When you think about the term “reinventing yourself,” you probably imagine people who made big changes in their lives. You may know people who quit their jobs to start their own businesses. Or, perhaps you remember news stories about sky-diving 90-year-olds or weight-lifters in their 70s.
Managing the Sixty and Me community can be a bit of an emotional roller-coaster. As I talk to all of you about what you are doing in retirement, I am uplifted by your stories of renewal and resilience. I am humbled by your dedication to your family and the world around you. And, at times, I am deeply saddened by the struggles that many of you face in your lives.
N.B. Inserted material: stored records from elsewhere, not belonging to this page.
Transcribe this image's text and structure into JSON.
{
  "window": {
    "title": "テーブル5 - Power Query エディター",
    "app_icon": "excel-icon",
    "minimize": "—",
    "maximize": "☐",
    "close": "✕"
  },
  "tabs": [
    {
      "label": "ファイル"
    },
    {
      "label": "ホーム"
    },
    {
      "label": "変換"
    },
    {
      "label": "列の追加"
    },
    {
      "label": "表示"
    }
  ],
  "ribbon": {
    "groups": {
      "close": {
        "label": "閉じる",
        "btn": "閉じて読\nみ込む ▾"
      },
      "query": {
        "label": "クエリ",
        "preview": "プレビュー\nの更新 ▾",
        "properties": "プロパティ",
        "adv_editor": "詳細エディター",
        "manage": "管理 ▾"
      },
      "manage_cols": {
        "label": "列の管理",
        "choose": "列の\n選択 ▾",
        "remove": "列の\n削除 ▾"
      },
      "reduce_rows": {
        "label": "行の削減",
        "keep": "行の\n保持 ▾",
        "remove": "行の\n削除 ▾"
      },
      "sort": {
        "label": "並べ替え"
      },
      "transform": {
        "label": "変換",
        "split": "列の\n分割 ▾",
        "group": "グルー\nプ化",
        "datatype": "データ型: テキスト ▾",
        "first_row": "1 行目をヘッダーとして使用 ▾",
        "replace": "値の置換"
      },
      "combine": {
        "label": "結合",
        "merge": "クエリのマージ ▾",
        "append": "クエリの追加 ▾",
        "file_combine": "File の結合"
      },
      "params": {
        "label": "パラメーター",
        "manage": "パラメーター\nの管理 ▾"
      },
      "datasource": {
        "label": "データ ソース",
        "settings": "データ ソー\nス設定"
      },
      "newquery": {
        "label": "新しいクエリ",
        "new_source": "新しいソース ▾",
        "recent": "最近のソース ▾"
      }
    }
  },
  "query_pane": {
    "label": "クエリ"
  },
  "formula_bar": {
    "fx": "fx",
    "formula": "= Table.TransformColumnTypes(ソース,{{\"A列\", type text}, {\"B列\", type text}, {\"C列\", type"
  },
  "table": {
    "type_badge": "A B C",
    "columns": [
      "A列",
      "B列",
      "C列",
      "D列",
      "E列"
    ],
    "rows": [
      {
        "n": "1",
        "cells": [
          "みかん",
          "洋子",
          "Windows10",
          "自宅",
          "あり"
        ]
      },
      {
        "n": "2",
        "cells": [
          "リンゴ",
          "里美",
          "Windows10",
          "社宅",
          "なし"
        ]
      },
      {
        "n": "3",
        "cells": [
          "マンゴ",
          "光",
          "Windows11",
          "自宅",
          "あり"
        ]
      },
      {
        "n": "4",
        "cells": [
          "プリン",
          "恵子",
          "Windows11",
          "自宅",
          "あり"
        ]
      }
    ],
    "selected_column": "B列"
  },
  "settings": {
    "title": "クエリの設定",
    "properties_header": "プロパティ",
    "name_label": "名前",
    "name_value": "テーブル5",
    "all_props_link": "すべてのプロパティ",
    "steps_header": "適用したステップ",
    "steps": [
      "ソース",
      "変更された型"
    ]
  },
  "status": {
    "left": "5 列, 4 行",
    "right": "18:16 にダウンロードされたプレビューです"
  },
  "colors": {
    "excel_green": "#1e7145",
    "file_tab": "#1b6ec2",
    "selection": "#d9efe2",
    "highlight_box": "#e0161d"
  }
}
By the time we reach our 60s, we all have our share of battle scars. Some women have gone through a divorce. Others have children who have grown up and moved to another city, or even country. A significant number have lost a spouse or gone through a serious illness. So, perhaps it’s no surprise that many of us see life after 60 as a time for personal reflection, renewal or even reinvention.
I recently wrote an article on how to be fearless in your 60s. To start, I listed some of the most common fears of women over 60. Then, I asked the women in our community to join the discussion. I was completely overwhelmed by everyone’s responses.
Hands up from all the women in our community who never made a mistake. If we were in a room together, I can guarantee that no-one would be waving. Ok, maybe there would be one “class clown,” waving her hand, but, anyone who took the request seriously, would be sitting still.
Over the years, the concept of “retirement” has changed significantly. Our grandparents could expect to live a decade or so after reaching retirement age. Now, with life expectancy at age 65 almost double what it was when the Social Security Administration was founded in 1935, life after retirement is changing.
Not so long ago, life after 60 was supposed to be a time of “aging gracefully.” After years of productive work, both inside and outside of the office, women were expected to retire to a life of quiet contemplation.
Well, judging by my conversations with the other women in the Sixty and Me community, this really isn’t our generation’s style!